[Dataset rows describing interfaces]
Segment Open

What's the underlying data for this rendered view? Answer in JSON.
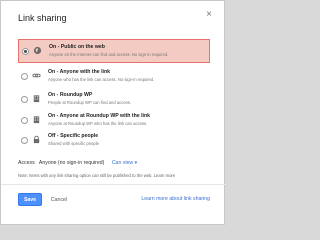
{
  "dialog": {
    "title": "Link sharing",
    "close_glyph": "×"
  },
  "options": [
    {
      "title_bold": "On - Public on the web",
      "title_rest": "",
      "description": "Anyone on the Internet can find and access. No sign-in required.",
      "icon": "globe-icon",
      "selected": true
    },
    {
      "title_bold": "On - Anyone with the link",
      "title_rest": "",
      "description": "Anyone who has the link can access. No sign-in required.",
      "icon": "link-icon",
      "selected": false
    },
    {
      "title_bold": "On - Roundup WP",
      "title_rest": "",
      "description": "People at Roundup WP can find and access.",
      "icon": "building-icon",
      "selected": false
    },
    {
      "title_bold": "On - Anyone at Roundup WP with the link",
      "title_rest": "",
      "description": "Anyone at Roundup WP who has the link can access.",
      "icon": "building-icon",
      "selected": false
    },
    {
      "title_bold": "Off - Specific people",
      "title_rest": "",
      "description": "Shared with specific people",
      "icon": "lock-icon",
      "selected": false
    }
  ],
  "access": {
    "label": "Access",
    "value": "Anyone (no sign-in required)",
    "link": "Can view ▾"
  },
  "note": "Note: Items with any link sharing option can still be published to the web. Learn more",
  "buttons": {
    "save": "Save",
    "cancel": "Cancel"
  },
  "learn_more": "Learn more about link sharing",
  "colors": {
    "selected_bg": "#f4cbc3",
    "selected_border": "#e8736a",
    "primary": "#4d90fe",
    "link": "#3b6fd0"
  }
}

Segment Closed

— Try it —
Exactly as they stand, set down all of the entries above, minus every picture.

— Your solution —
What's the underlying data for this rendered view? Answer in JSON.
{
  "dialog": {
    "title": "Link sharing",
    "close_glyph": "×"
  },
  "options": [
    {
      "title_bold": "On - Public on the web",
      "title_rest": "",
      "description": "Anyone on the Internet can find and access. No sign-in required.",
      "icon": "globe-icon",
      "selected": true
    },
    {
      "title_bold": "On - Anyone with the link",
      "title_rest": "",
      "description": "Anyone who has the link can access. No sign-in required.",
      "icon": "link-icon",
      "selected": false
    },
    {
      "title_bold": "On - Roundup WP",
      "title_rest": "",
      "description": "People at Roundup WP can find and access.",
      "icon": "building-icon",
      "selected": false
    },
    {
      "title_bold": "On - Anyone at Roundup WP with the link",
      "title_rest": "",
      "description": "Anyone at Roundup WP who has the link can access.",
      "icon": "building-icon",
      "selected": false
    },
    {
      "title_bold": "Off - Specific people",
      "title_rest": "",
      "description": "Shared with specific people",
      "icon": "lock-icon",
      "selected": false
    }
  ],
  "access": {
    "label": "Access",
    "value": "Anyone (no sign-in required)",
    "link": "Can view ▾"
  },
  "note": "Note: Items with any link sharing option can still be published to the web. Learn more",
  "buttons": {
    "save": "Save",
    "cancel": "Cancel"
  },
  "learn_more": "Learn more about link sharing",
  "colors": {
    "selected_bg": "#f4cbc3",
    "selected_border": "#e8736a",
    "primary": "#4d90fe",
    "link": "#3b6fd0"
  }
}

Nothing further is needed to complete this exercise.